#### WHAT IS EXPECTED:
From the data below, copy each line that includes the word "text".

App and web page records:
━━━━━━━━━━━━━━━━━━━━━━━━━━━━━━
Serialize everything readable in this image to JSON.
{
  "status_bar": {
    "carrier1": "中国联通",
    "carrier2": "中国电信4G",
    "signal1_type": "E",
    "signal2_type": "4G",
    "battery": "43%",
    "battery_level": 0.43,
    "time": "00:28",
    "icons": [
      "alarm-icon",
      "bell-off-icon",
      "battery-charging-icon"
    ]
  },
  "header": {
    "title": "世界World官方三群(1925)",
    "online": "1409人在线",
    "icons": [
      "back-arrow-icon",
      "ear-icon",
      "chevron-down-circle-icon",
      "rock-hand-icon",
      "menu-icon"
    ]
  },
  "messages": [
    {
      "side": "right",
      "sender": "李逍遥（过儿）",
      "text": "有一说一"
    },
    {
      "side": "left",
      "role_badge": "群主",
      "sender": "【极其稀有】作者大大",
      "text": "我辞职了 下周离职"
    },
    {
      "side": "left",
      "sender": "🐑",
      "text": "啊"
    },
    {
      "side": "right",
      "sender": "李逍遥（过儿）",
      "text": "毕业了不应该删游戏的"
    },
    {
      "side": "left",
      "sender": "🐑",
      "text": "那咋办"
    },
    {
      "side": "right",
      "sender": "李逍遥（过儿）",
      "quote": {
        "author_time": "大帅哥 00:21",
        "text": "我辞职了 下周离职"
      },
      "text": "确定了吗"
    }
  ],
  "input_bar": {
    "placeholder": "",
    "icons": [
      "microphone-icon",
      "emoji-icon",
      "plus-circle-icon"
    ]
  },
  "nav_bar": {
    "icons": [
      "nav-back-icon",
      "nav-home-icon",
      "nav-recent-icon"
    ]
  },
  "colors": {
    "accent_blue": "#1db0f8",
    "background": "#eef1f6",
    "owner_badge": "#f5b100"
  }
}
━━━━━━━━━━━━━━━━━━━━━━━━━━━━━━
#### ANSWER FOR THIS EXERCISE:
      "text": "有一说一"
      "text": "我辞职了 下周离职"
      "text": "啊"
      "text": "毕业了不应该删游戏的"
      "text": "那咋办"
        "text": "我辞职了 下周离职"
      "text": "确定了吗"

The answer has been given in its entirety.